UN World Food Programme

More than a warm smile - Remembering our colleagues in Islamabad.

Yesterday morning, chilling news came in:

ISLAMABAD, Pakistan. -- An apparent suicide bomber set off an explosion inside the heavily guarded office of the United Nations' World Food Programme killing at least five people and wounding five others. (...) The agency listed the confirmed fatalities as an Iraqi information and communication technology officer, Botan Ahmed Ali al-Hayawi, and four Pakistanis: Abid Rehman, a senior finance assistant; Gulrukh Tahir, a receptionist; Farzana Barkat, an office assistant; and Mohammed Wahab, a finance assistant. (Full)

Farzana worked in the Islamabad Logistics division. Our colleague Dima Hatuqa, said it so well: "To me, Farzana was more than a warm smile."

Dima tells her story:

I arrived in Islamabad on 22 May to support the Logistics Cluster activities in response to the IDP (Internally Displaced People) crisis. It was my first time in a country which I knew very little, apart from a few stories I heard from colleagues.
"This is not Pakistan", the driver told me on our way to the office. "Pakistan is a beautiful country that has never seen this type of atmosphere, this insecurity. The Pakistani people are very friendly and peaceful. Its very sad what's happening in our country".
Farzana was one of the first people I met when I arrived in the country office. I was tired and confused. My colleague Tony led me to the logistics section in the basement where he found us a few temporary empty spots next to Farzana's desk. Introducing myself and apologising for using her stationery, Farzana smiled and welcomed me in the office. She asked me whether I had needed anything and offered to take me shopping explaining very politely that "the jeans looked great but might not work in some places".
This was my chance to know more about this beautiful young woman who carried so much more than her warm smile. She told me stories about her country, her family and her ambitions. She too was sad about the current situation and was missing the days where she had the freedom to go to the market, gym and restaurants. Having lived and worked in similar conditions, I felt I had a lot to share with Farzana who, at 22, was very happy and proud to work with WFP's Logistics team in Islamabad.
Farzana as we will remember her.

Farzana as we will remember her.

A few weeks later, the Pearl Intercontinental Hotel in Peshawar was heavily damaged by a suicide car bomb. This tragic incident shook us all, especially our ten staff who witnessed and survived the incident. I was amazed to see how Farzana and the rest of our colleagues in the country office were supportive and dedicated to continue supporting the operation despite this incident.
Two weeks went by and I was due to return to my duty station. I had very mixed feelings after a very intense month of living and working under such an unpredictable and insecure environment. I had missed my partner, my family and friends, but in Farzana, I was already missing a friend. Farzana and I exchanged gifts - she gave me her black dress and shawl and I gave her my WFP logistics t-shirt. We smiled and said goodbye, not knowing we would not meet again.
Today, like many others, my thoughts go out to the families and friends of our lost colleagues, who will always be remembered as people before being remembered as aid workers. I wish our friends and colleagues in Pakistan all the strength during this sad and difficult moment.
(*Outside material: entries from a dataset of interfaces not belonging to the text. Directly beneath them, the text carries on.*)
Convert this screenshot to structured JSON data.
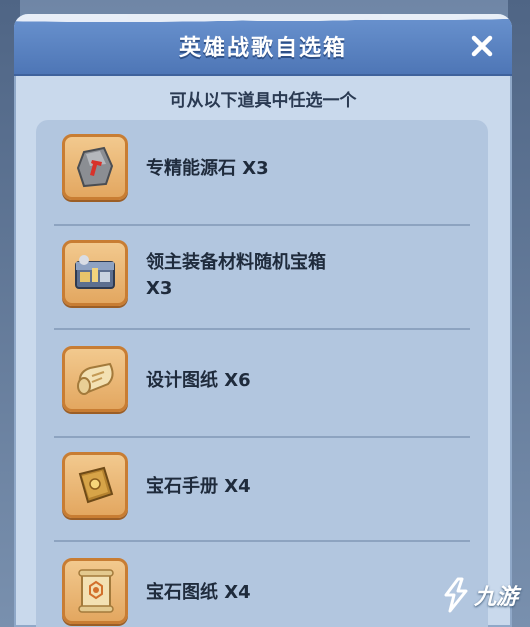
{
  "dialog": {
    "title": "英雄战歌自选箱",
    "subtitle": "可从以下道具中任选一个"
  },
  "items": [
    {
      "label": "专精能源石 X3",
      "icon": "energy-stone-icon"
    },
    {
      "label_line1": "领主装备材料随机宝箱",
      "label_line2": "X3",
      "icon": "treasure-chest-icon"
    },
    {
      "label": "设计图纸 X6",
      "icon": "blueprint-scroll-icon"
    },
    {
      "label": "宝石手册 X4",
      "icon": "gem-manual-icon"
    },
    {
      "label": "宝石图纸 X4",
      "icon": "gem-blueprint-icon"
    }
  ],
  "watermark": {
    "text": "九游"
  },
  "colors": {
    "title_bar": "#5a83c3",
    "panel": "#c9d9ec",
    "list_bg": "#b2c6df",
    "icon_frame": "#e3a760"
  }
}
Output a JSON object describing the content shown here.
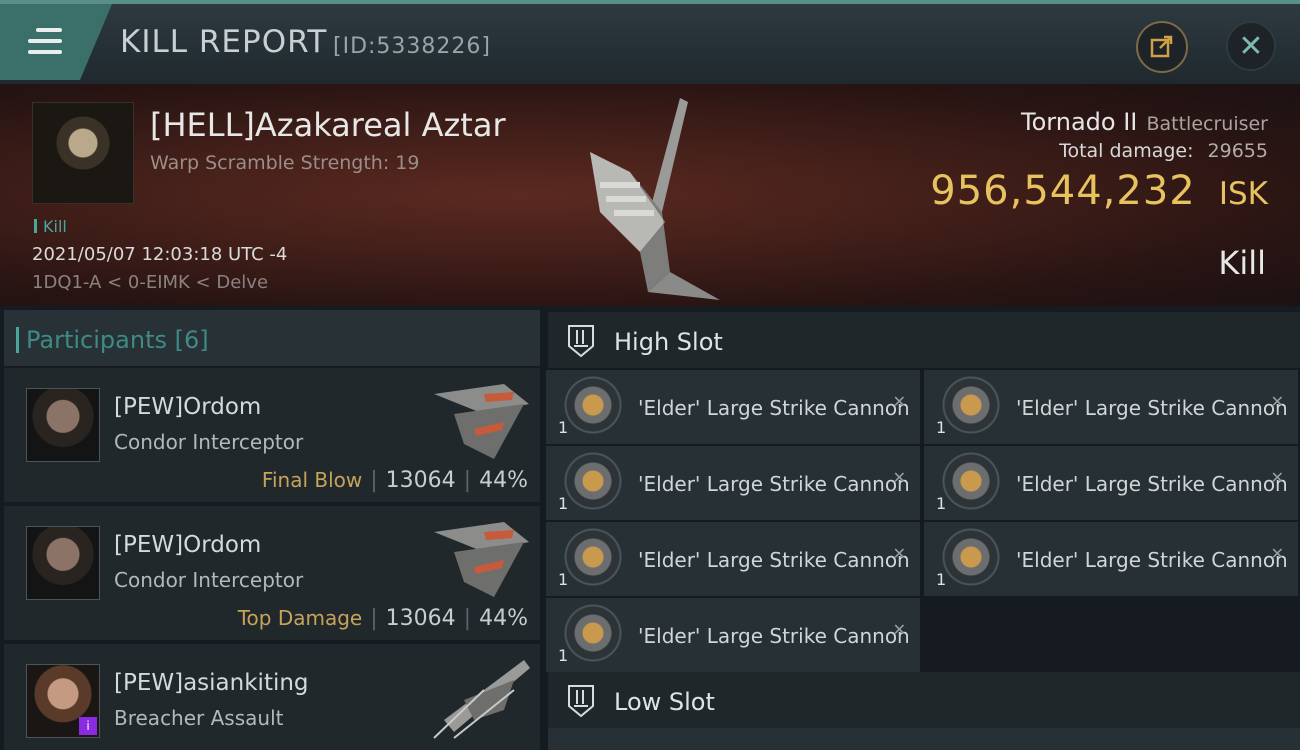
{
  "header": {
    "title": "KILL REPORT",
    "report_id": "[ID:5338226]"
  },
  "victim": {
    "name": "[HELL]Azakareal Aztar",
    "warp_scramble": "Warp Scramble Strength: 19",
    "tag": "Kill",
    "datetime": "2021/05/07 12:03:18 UTC -4",
    "location": "1DQ1-A < 0-EIMK < Delve",
    "ship_name": "Tornado II",
    "ship_class": "Battlecruiser",
    "damage_label": "Total damage:",
    "damage_value": "29655",
    "isk_value": "956,544,232",
    "isk_unit": "ISK",
    "result": "Kill"
  },
  "participants": {
    "label": "Participants [6]",
    "rows": [
      {
        "name": "[PEW]Ordom",
        "ship": "Condor Interceptor",
        "tag": "Final Blow",
        "damage": "13064",
        "percent": "44%"
      },
      {
        "name": "[PEW]Ordom",
        "ship": "Condor Interceptor",
        "tag": "Top Damage",
        "damage": "13064",
        "percent": "44%"
      },
      {
        "name": "[PEW]asiankiting",
        "ship": "Breacher Assault",
        "badge": "i"
      }
    ]
  },
  "slots": {
    "high_label": "High Slot",
    "low_label": "Low Slot",
    "high_modules": [
      {
        "name": "'Elder' Large Strike Cannon",
        "qty": "1"
      },
      {
        "name": "'Elder' Large Strike Cannon",
        "qty": "1"
      },
      {
        "name": "'Elder' Large Strike Cannon",
        "qty": "1"
      },
      {
        "name": "'Elder' Large Strike Cannon",
        "qty": "1"
      },
      {
        "name": "'Elder' Large Strike Cannon",
        "qty": "1"
      },
      {
        "name": "'Elder' Large Strike Cannon",
        "qty": "1"
      },
      {
        "name": "'Elder' Large Strike Cannon",
        "qty": "1"
      }
    ]
  },
  "colors": {
    "accent": "#4aa59b",
    "isk": "#e6c35e",
    "tag_gold": "#c6a35a"
  },
  "icons": {
    "menu": "hamburger-icon",
    "share": "share-icon",
    "close": "close-icon",
    "slot": "high-slot-icon"
  }
}
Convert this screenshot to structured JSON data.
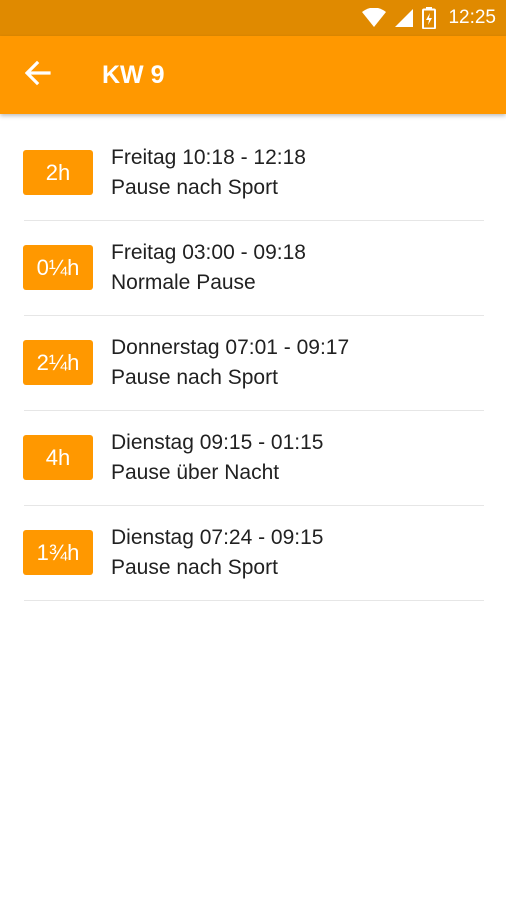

Something Dima wrote, stroke a chord inside of me: It is easy to think of us, as abstract "things". Figures. Statistics. Job titles "aid workers", "UN employees", "office assistant".

We are often generalized. Symbols. Symbols of the battle against human misery, symbols of hope, symbols of whatever.

Some put us on a pedestral. The ultimate "good do-er", the idealists. The "warriors of peace". The "infantry forces of poverty".

Others see us as targets. As enemies. As evil to be rooted out, by whatever means.

But in essence, we are none of the above. We are sons and daughters of our parents. We are brothers and sisters of our siblings. We are husbands and wives. We are mothers and fathers of our children. We are friends to our loved ones. We are made out of flesh and blood. We have our ambitions, we have our struggles. We are not just "aidworkers". We are "human". We are "people".

We know the risks we take. We try to live with that risk, day by day. We do get scared. We do worry about ourselves, our colleagues. And we weep when, yet again, we loose a colleague. Not because each of us knew Farzana, Abid, GulRukh, Mohammad or Botan, but because we share the same work and the same life.

When a senseless violent tragedy like yesterday's bombing hits one of our offices, when yet again one of us passes away, we see a shattered life. We see the suffering of the families. The tears of colleagues. But above all, we see a face, and hear their voice. Voices which we won't hear anymore. Laughter which won't be around anymore.

I hope you do too, and remember them not as symbols, statistics, abstract "things", but as people. People we had as colleagues and friends.

Farzana, Abid, GulRukh, Mohammad or Botan: Ma'salama. We bid you farewell. You will not be forgotten.

See the video statement of Josette Sheeran, WFP's Executive Director, on the attack of our Islamabad office.

Picture courtesy The Nation. Thanks to Dima and Philippe for their contribution to this post.